Low Wood Bay is situated on 46 acres of private land and fellside. Water is now diverted down an 860 metre long pipeline from the top of the fell behind the hotel, at up to 79 litres per second, to the turbine, which is housed in a Lakeland style dry stone building to blend in with the local environment.  

The hydropower system is fully automatic, with the turbine adjusting the flow through the jets according to the available water.  It is expected to generate a power output of 53kW to 60kW to attain 180MWh to 200MWh of electricity each year, roughly equivalent to powering 50 homes a year.

The vertical fall of the water is about 90 metres, nearly the height of Big Ben and almost twice the height of Niagara Falls. TThe hydro power initiative is predicted to generate 180 MWh annually, which equates to around 33% of our current electricity usage.

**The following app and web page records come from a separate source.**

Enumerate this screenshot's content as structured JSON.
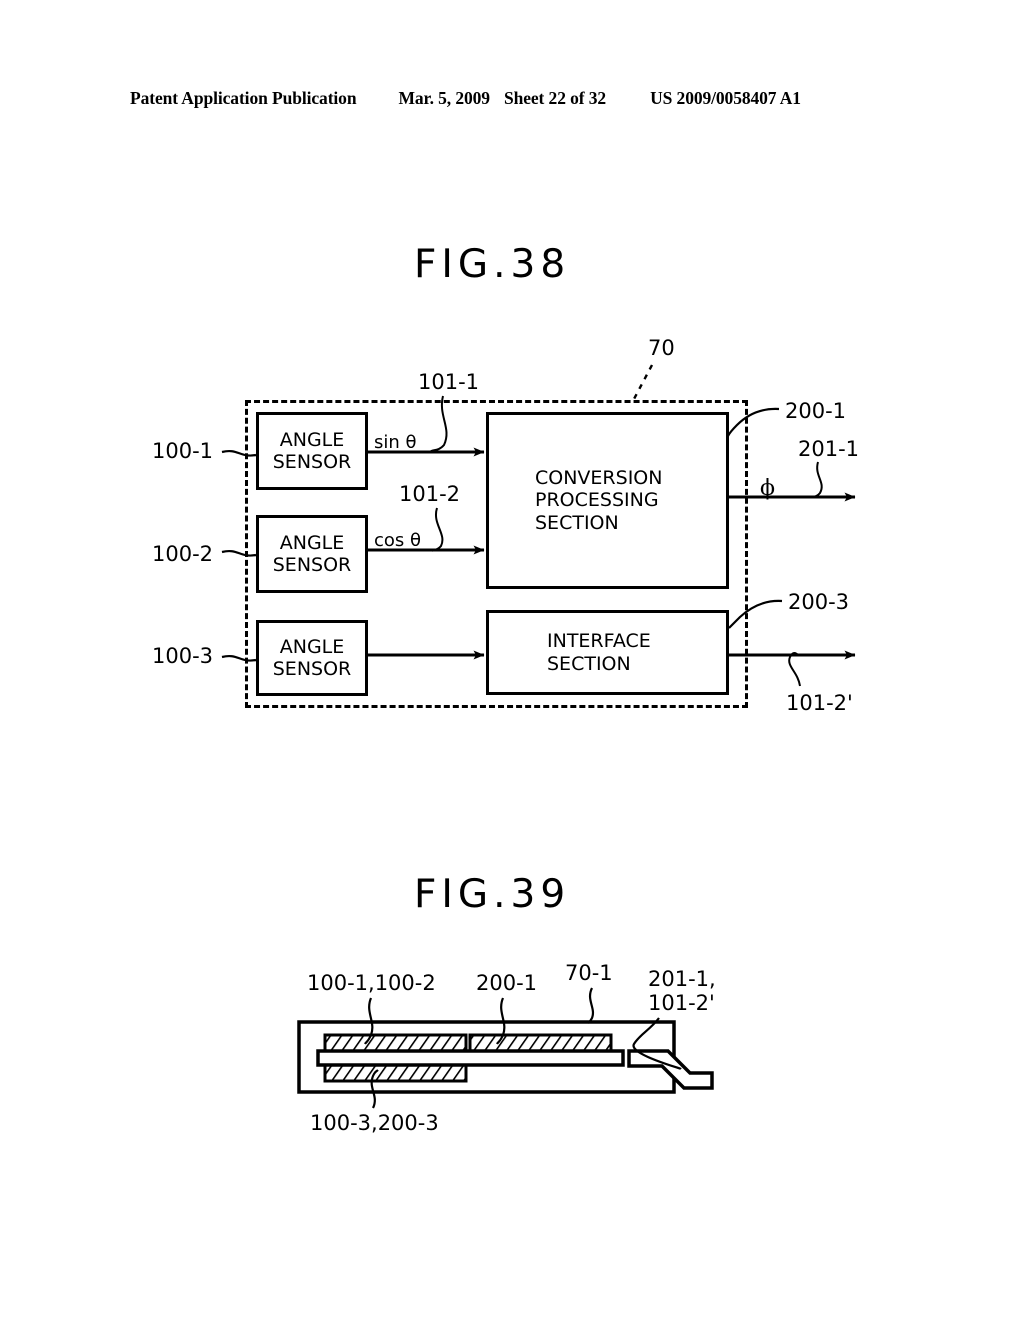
{
  "header": {
    "publication": "Patent Application Publication",
    "date": "Mar. 5, 2009",
    "sheet": "Sheet 22 of 32",
    "patent_number": "US 2009/0058407 A1"
  },
  "figures": [
    {
      "title": "FIG.38",
      "type": "block-diagram",
      "enclosure_ref": "70",
      "blocks": [
        {
          "ref": "100-1",
          "label": "ANGLE\nSENSOR"
        },
        {
          "ref": "100-2",
          "label": "ANGLE\nSENSOR"
        },
        {
          "ref": "100-3",
          "label": "ANGLE\nSENSOR"
        },
        {
          "ref": "200-1",
          "label": "CONVERSION\nPROCESSING\nSECTION"
        },
        {
          "ref": "200-3",
          "label": "INTERFACE\nSECTION"
        }
      ],
      "signals": [
        {
          "ref": "101-1",
          "label": "sin θ"
        },
        {
          "ref": "101-2",
          "label": "cos θ"
        },
        {
          "ref": "201-1",
          "label": "ϕ"
        },
        {
          "ref": "101-2'",
          "label": ""
        }
      ]
    },
    {
      "title": "FIG.39",
      "type": "cross-section",
      "package_ref": "70-1",
      "callouts": [
        {
          "ref": "100-1,100-2",
          "position": "top-left"
        },
        {
          "ref": "200-1",
          "position": "top-center"
        },
        {
          "ref": "70-1",
          "position": "top-right"
        },
        {
          "ref": "201-1,\n101-2'",
          "position": "right"
        },
        {
          "ref": "100-3,200-3",
          "position": "bottom-left"
        }
      ]
    }
  ],
  "colors": {
    "ink": "#000000",
    "paper": "#ffffff"
  }
}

Hydropower at Low Wood Bay

Once planning permission was secured the project got underway and the turbine became fully operational at the start of Autumn 2021. English Lakes worked with the Lake District National Park Authority and the Environment Agency appointing GPHL from Penrith as the lead contractor.  GPHL is another local family business which specialises in hydro-electric projects including those at Rydal Hall and the Balmoral Estate in Aberdeenshire. The principal designer for the project is Ellergreen Hydro, who have been designing and building multi megawatt and hydroelectric schemes in Cumbria and Wales for over 10 years. The company also received invaluable help and support throughout the project from the turbine manufacturers, Hydrolite Ltd, who are are experts at working with local communities and smaller sites to establish sustainable energy from renewable sources.

Run-of-the-river hydro-electric projects like this are extremely environmentally friendly. Throughout the project, the Low Wood Bay hydropower scheme was subjected to a rigorous environmental checklist to ensure that there will be no adverse effects on the environment, and that scenery and wildlife remain unaffected.

“Working with GPHL, Ellergreen Hydro, and Hydrolite Ltd our aim is to ensure we meet the most stringent environmental standards and at the same time achieve an industry leading exemplar of sustainable engineering.

”“Combined with the 2,000 trees we planted here at Low Wood Bay in memory of my father Michael Berry, we will now be offsetting 500 tonnes of CO2 per year".

Tim Berry, English Lakes Hotels Estates and Leisure Director